This summer, the Lab hosted a record number of GEM interns: eleven students worked with mentors at NSLS-II, one was assigned to the Center for Functional Nanomaterials, and one was in the Collider-Accelerator Department.
Rafael Lozano, left, first-place winner in the GEM Fellow Technical Presentation Competition, and his mentor Evgueni Nazaretski from NSLS-II.
GEM stands for National Consortium for Graduate Degrees for Minorities in Engineering and Science, Inc. Founded in 1976, GEM has graduated nearly 3,000 researchers, professors, entrepreneurs, inventors, and business leaders, including nearly 200 men and women with doctorates in the physical sciences, life sciences, and engineering.
Terrence Buck, principal human resources representative with the NSLS-II Project, has the lead on the Lab’s GEM program, administered through Human Resources and the Diversity Office.
The internship program here has always been solid, but this summer, Buck wanted to “go the extra mile,” as he put it. He did an initial telephone interview with each one of the incoming students to make sure they were familiar with their mentors and the research they would be doing for the summer. “I wanted them to be comfortable about our program,” he said.

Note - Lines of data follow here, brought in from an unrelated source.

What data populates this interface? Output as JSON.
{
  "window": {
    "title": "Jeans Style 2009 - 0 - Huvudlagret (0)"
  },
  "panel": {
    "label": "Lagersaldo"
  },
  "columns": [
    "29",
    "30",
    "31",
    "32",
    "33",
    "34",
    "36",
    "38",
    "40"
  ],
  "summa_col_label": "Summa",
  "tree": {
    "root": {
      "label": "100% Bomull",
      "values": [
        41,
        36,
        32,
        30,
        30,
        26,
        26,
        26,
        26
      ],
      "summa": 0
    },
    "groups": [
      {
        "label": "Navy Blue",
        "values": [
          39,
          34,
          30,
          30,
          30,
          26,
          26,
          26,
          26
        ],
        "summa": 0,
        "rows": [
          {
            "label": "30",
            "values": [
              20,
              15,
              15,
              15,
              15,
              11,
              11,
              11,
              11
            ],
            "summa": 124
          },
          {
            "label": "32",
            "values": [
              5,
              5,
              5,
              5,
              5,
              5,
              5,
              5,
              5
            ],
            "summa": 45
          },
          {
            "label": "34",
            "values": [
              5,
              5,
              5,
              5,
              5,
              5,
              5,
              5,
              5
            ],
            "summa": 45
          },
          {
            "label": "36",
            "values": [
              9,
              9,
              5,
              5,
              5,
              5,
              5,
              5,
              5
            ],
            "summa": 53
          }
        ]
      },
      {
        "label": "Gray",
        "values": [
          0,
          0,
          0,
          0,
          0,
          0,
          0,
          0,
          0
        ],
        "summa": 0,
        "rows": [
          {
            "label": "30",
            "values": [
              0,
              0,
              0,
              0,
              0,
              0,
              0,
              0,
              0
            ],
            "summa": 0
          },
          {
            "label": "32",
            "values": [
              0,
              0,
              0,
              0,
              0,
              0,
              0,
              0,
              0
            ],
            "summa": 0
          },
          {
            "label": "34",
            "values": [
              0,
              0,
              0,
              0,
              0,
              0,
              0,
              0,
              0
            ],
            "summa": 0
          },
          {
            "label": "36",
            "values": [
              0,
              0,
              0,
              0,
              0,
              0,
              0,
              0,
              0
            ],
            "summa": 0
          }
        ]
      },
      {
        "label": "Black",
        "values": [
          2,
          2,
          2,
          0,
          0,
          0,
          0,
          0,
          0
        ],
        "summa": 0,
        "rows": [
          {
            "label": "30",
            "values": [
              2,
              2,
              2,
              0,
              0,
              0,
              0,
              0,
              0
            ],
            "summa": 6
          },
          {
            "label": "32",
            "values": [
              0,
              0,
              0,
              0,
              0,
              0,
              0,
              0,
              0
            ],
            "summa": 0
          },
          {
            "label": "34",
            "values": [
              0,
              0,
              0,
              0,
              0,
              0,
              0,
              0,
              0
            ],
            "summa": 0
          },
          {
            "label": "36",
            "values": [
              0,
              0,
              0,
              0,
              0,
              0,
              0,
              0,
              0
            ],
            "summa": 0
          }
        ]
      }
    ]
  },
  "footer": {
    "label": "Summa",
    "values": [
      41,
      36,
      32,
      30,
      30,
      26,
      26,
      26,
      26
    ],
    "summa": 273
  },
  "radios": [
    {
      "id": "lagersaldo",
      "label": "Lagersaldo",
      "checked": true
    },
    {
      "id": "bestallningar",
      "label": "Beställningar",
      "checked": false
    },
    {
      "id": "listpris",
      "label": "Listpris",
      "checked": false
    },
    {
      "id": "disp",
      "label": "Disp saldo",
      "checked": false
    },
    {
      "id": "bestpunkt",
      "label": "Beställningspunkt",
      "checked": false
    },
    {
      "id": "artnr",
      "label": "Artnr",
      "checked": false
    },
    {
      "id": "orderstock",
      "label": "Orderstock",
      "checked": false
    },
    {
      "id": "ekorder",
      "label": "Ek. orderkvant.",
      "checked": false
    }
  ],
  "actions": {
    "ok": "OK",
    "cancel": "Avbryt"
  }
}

On day one here, Buck also scheduled a “meet and greet” at the Center for the students and their mentors. He then organized other after-hour activities, spread through the eleven weeks of the program. “They had a nice social calendar, which helped them bond,” he noted.
As the summer went by, Buck could tell that the students were having a full experience at Brookhaven. Independent confirmation, however, came in the last week, when he took two students to the 2010 GEM Annual Conference and Board Meeting, held this year on August 10-11 in Virginia.
Niaja Farve, third-place winner in the GEM competition. Her mentors are Juergen Thieme and Vincent DeAndrade.
In the GEM Fellow Technical Presentation Competition, Rafael Lozano won the top honor and Niaja Farve came in third. Lozano was mentored this summer by Evgueni Nazaretski and Farve by Juergen Thieme and Vincent DeAndrade. All three mentors work at NSLS-II.
The student competition showcased the technical and research assignments of summer interns. Each competitor gave a 15-minute presentation and then answered questions from a panel of judges representing the National Science Foundation, GEM employers and GEM university members.
Buck, who witnessed the competition among a field of about 25 GEM students from across the country, said that the judges were amazed at how much work the Brookhaven GEM interns were able to accomplish in their time at the Lab. The students and mentors certainly worked hard over the summer, he said, but he also credits the early contact and the close relationships built over social activities that helped keep everyone so productive.
In recognition of his own contributions, Buck was named the 2010 GEM Employer Representative of the Year at the conference.
A year ago, Buck took the initiative to invite GEM Executive Director Michele Lezama to the Lab to hear presentations by GEM students. “She was so impressed by what she saw that she used us as a benchmark for the national competition at the GEM annual meeting,” said Buck.
The Diversity Office’s webpage has information about GEM.
2010-1961 INT/EXT | Media & Communications Office